A Kanawha County man claims South Charleston police crashed a cruiser into his motorcycle, paralyzing him, and then maced him and stomped on his head afterward.
William Means filed a federal lawsuit against the city charging that the cruiser struck the rear tire of his motorcycle as he slowed to cross the Emmons Road railroad tracks near the Boone County line causing him to crash into a sludge pond. An officer pepper-sprayed Means before police dragged him out of the pond and another stomped on his head, the lawsuit says.
Means claims South Charleston Police Officer E.M. Peterson began following him May 2 as he rode his motorcycle on U.S. 119. The registration did not appear to match the motorcycle, which prompted Peterson to begin following Means, according to the lawsuit filed in the Southern District of West Virginia.
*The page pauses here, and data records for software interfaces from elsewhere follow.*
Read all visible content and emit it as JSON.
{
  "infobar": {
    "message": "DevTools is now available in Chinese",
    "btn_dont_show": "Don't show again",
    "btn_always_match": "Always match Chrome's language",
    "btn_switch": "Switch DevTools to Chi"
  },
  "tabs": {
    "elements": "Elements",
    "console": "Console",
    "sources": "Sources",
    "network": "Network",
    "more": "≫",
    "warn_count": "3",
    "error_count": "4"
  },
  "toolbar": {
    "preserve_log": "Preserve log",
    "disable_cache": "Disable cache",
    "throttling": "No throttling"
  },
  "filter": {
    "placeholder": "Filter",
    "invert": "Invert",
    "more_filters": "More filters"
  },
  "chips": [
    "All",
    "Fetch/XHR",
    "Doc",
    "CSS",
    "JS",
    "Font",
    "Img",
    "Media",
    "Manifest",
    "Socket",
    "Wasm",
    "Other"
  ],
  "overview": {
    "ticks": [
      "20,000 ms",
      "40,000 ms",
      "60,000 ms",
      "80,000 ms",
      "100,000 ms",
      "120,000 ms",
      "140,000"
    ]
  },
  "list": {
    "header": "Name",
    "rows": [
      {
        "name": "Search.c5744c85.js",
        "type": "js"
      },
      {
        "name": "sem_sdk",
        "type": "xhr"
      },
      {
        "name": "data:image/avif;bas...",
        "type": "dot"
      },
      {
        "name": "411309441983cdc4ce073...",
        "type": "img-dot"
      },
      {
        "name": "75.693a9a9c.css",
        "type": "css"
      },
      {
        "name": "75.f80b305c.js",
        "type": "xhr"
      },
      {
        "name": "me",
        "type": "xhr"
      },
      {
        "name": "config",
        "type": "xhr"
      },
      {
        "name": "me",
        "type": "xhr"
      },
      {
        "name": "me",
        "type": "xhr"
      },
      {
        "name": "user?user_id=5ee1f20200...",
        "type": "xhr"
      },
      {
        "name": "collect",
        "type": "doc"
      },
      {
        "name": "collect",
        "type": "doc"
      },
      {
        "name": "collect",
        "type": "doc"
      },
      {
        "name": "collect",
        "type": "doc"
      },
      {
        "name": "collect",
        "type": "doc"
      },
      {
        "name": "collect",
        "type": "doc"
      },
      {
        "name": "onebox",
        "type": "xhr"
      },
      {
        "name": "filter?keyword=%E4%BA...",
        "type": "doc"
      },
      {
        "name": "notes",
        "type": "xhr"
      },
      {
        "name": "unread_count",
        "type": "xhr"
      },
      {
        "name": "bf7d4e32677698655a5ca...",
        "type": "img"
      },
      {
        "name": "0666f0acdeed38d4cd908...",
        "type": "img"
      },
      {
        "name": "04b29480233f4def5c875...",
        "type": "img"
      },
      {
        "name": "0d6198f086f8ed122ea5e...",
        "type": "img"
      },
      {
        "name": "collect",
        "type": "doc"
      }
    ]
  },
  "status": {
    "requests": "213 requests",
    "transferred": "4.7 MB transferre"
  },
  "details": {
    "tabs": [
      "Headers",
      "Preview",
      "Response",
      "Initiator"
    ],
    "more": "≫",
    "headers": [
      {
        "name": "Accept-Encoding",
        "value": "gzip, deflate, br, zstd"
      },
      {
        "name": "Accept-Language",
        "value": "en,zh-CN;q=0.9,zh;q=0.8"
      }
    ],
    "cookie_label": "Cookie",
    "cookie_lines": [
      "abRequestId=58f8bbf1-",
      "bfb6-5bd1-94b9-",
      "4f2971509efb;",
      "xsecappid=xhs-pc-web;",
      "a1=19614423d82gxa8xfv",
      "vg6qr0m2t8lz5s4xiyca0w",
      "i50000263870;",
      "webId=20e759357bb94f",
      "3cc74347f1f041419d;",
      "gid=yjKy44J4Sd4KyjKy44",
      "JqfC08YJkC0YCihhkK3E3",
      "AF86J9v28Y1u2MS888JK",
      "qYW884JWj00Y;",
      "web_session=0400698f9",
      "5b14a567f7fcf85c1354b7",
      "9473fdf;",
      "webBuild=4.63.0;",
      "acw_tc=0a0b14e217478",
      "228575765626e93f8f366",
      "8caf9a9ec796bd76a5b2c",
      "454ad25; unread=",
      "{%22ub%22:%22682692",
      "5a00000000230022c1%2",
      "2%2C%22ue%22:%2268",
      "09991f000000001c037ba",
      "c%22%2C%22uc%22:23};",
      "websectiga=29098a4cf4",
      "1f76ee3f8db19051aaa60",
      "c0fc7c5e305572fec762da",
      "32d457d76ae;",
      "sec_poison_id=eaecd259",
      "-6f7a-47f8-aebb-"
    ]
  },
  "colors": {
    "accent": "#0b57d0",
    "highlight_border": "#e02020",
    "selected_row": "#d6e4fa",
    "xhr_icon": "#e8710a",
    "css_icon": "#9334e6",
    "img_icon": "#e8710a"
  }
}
After Peterson trailed Means for 15 minutes without flashing his lights, another South Charleston officer, listed as D. Harvey, responded to a call for backup and began following, too, the lawsuit says. Means lost control after Peterson’s cruiser hit the motorcycle, the lawsuit claims. Harvey pepper-sprayed Means, the lawsuit alleges.
Two bystanders pulled off the road and began video-recording as both officers stood over Means. The video, which is partially blurred, reportedly shows the officers dragging Means across the railroad tracks and laying him down. As one officer sprints toward the parked cruisers, the other officer, described in the lawsuit as Peterson, allegedly stomps on Means’ head once.
Means broke his spinal cord in the crash and is paralyzed from the waist down, according to the lawsuit.
A police report on the crash says the lights were flashing on Peterson’s cruiser as he pursued Means and the crash was caused by the railroad tracks.
South Charleston Police Chief Brad Rinehart said by phone that the facts are on the department’s side.
“The truth is going to come out in federal court,” he said.
Rinehart declined to comment further.
The lawsuit disputes the police account.
“Because neither Peterson nor Harvey recorded the events with their own body cameras or dashboard cameras, and because they were unaware that the stomping had been caught on video by bystanders, they felt at liberty to make up facts and include these in their official incident reports as a means of concealing their unlawful acts,” the lawsuit states.
In a statement, Means’ Charleston attorney, Dante diTrapano, said bystanders recording the incident ensured that the facts were known.
“If the South Charleston police were required to wear body cameras, these horrific incidents would not be so prevalent. Mr. Means was fortunate that a good Samaritan recorded this barbaric police misconduct,” diTrapano said. “To pepper spray and stomp on the head of a paralyzed young man is the epitome of excessive force and cruel and unusual punishment.”
Means claims police negligence and excessive force and is seeking unspecified compensatory damages, special damages for future medical care and lost earnings, injunctive and declaratory relief and other damages.